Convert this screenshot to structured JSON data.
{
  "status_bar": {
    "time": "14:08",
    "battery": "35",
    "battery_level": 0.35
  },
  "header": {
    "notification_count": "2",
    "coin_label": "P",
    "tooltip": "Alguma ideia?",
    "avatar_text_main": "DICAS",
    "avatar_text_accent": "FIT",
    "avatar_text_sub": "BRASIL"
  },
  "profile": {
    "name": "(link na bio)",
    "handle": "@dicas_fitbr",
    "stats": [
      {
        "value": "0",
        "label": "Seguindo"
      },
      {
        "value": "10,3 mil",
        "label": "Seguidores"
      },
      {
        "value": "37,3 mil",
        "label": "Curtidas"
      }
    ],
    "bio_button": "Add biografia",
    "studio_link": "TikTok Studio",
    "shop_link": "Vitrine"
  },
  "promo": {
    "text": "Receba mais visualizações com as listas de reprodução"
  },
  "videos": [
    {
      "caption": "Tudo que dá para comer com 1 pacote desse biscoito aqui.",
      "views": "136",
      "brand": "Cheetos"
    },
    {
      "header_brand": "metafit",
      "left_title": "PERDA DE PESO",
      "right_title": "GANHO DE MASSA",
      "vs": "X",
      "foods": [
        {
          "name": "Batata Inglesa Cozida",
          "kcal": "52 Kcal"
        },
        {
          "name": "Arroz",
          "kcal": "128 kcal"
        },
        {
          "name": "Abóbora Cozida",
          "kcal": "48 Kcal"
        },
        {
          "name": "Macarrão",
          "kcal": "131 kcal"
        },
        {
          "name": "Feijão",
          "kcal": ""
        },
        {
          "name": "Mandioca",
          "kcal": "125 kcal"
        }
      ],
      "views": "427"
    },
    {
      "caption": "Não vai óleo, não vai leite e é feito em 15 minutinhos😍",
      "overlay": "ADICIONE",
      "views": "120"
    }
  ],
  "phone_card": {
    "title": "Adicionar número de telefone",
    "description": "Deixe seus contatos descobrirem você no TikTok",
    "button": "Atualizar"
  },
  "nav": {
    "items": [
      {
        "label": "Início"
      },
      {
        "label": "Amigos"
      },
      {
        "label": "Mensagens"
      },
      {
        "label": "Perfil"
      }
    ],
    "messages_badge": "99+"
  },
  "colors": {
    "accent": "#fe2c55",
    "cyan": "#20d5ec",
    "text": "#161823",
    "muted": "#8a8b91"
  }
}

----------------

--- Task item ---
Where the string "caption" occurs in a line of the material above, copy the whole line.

--- Solution to this task ---
      "caption": "Tudo que dá para comer com 1 pacote desse biscoito aqui.",
      "caption": "Não vai óleo, não vai leite e é feito em 15 minutinhos😍",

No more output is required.